the sole remaining daily newspaper in Britain whose content is mostly devoted to serious matters, it is the only one that the unacknowledged legislators of the world, the intelligentsia, take seriously.

This, he explains,

is a disaster for the country. Though it occasionally allows a dissenting voice, the Guardian has consistently advocated a demoralisation of the population, followed by increased state intervention and, of course, public spending to alleviate the consequences of that demoralisation. No wonder the BBC [the British state broadcaster] advertises for personnel exclusively in its pages.

Surrounding the newspaper’s content is

an aura of dishonesty and evasiveness.

Its writers aim to avoid

something they had rather not acknowledge: the need to think, in particular about the unrealistic presuppositions of their worldview. Not ‘All the news that’s fit to print’ but ‘None of the news that disturbs our liberal smugness and sense of moral superiority’ is the motto of the Guardian.

Infantile political mania

To give way to political mania is, writes Dalrymple,

to ascribe to politicians more directive power over society than they possess, except under circumstances that, thankfully, are unusual in the West.

It is

to regress to childhood, a time when one believes in the omnipotence of one’s parents who, as adults, seem as if they can do whatever they like—a power to which the child believes he will accede merely by adding years to his age.

Dalrymple doubts, for instance, whether anyone other than an intellectual or, say, the London newspaper the Guardian
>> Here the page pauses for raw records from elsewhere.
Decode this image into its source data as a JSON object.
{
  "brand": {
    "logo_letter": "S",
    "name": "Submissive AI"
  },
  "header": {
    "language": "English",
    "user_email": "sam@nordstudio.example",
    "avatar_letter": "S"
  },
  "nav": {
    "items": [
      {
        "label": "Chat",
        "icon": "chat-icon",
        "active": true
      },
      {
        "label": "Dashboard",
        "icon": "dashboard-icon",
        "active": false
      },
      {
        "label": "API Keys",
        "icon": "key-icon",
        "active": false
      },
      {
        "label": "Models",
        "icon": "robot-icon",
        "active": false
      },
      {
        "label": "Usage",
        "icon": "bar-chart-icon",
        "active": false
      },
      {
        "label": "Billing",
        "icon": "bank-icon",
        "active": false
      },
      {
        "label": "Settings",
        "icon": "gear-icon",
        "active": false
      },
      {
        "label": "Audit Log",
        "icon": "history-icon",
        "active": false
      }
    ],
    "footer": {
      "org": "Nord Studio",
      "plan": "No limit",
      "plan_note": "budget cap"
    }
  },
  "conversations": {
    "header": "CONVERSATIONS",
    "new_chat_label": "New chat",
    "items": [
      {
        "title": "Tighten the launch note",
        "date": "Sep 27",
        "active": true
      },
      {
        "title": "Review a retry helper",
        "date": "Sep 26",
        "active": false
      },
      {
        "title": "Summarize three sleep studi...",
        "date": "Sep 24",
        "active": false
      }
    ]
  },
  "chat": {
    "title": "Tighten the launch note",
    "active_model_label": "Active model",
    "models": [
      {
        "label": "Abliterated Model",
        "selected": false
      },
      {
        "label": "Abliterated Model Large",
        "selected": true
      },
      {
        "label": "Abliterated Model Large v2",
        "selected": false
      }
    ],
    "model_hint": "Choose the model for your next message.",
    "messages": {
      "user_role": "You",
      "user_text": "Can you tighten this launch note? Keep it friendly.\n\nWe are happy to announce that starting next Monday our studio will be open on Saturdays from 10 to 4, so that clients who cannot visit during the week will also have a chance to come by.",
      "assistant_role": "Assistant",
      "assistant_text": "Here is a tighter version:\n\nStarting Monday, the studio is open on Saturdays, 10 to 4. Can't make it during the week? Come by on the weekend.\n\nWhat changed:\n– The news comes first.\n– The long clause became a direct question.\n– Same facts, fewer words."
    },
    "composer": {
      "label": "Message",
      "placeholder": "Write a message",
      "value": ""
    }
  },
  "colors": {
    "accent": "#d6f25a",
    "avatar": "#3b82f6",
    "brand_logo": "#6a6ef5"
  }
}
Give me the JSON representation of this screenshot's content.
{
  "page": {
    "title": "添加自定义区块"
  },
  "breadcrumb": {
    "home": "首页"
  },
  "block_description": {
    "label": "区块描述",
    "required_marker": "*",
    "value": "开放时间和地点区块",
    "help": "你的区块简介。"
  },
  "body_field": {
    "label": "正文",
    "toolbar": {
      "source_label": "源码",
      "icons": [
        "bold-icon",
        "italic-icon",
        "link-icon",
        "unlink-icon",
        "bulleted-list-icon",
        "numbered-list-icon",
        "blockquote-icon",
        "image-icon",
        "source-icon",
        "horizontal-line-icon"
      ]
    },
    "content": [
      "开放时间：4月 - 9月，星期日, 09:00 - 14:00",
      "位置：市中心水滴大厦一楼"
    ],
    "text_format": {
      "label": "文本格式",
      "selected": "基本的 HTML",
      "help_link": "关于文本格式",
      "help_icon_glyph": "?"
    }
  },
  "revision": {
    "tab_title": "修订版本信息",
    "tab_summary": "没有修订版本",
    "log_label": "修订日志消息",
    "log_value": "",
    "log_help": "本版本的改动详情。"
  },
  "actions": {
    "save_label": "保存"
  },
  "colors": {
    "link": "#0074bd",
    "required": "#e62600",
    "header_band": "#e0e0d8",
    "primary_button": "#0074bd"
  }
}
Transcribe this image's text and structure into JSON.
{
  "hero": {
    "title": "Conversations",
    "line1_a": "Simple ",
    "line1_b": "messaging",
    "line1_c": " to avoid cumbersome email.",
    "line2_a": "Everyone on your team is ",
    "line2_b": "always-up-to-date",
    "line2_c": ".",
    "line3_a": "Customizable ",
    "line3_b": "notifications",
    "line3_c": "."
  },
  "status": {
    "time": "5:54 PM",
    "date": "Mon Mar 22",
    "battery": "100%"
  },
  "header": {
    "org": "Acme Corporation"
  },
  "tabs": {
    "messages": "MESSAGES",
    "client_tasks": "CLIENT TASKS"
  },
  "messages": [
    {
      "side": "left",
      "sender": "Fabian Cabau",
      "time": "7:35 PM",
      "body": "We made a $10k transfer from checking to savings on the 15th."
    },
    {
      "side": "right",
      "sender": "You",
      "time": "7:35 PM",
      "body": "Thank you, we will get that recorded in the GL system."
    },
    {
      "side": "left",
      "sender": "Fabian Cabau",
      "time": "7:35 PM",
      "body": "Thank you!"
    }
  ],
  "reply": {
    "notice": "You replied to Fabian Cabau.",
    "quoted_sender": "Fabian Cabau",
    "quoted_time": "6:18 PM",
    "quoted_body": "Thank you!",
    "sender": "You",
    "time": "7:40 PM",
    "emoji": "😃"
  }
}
ever thought that America had changed utterly and unrecognisably overnight with the election of Mr Trump.

With regard to political apathy, Dalrymple says that it can

give rise to gusts of irrational hope, particularly among the young, who then invest their favoured political figure with the power, or the aura of having the power, to remove the source of all their frustrations (real as these might be).

The rise of Bernie Sanders and Jeremy Corbyn,

who thrill the young with their preposterous and dangerous notions, is proof of this.

Call this a mass execution? Don’t make me laugh

The London newspaper the Guardian, which Dalrymple points out is

the left-liberal mouthpiece of the pensée unique,

recently ran the headline ‘The Arkansas mass executions on Easter Monday must be stopped.’ Dalrymple comments:

The emotive words ‘mass execution’ conjure up in my mind considerably more than the eight executions the state planned to perform over the course of 11 days, two of which, as far as I am aware, had been carried out at the time the headline appeared. Che Guevara would have laughed at the idea that a mere eight people put to death, let alone two, constituted a mass execution. He would have taken the use of the word as further proof of the decadence of late capitalist society and its ripeness for overthrow.

Circuses

screen-shot-2017-01-30-at-23-03-17

Jean-Léon Gérôme, The Christian Martyrs’ Last Prayer, 1863-83. Walters Art Museum, Baltimore. Circuses, writes Dalrymple, are now what Britain ‘is really about, even in the eyes of a publication destined for the upper 20th of intellectual interest and perhaps accomplishment. This would not have been so only two or three decades ago’.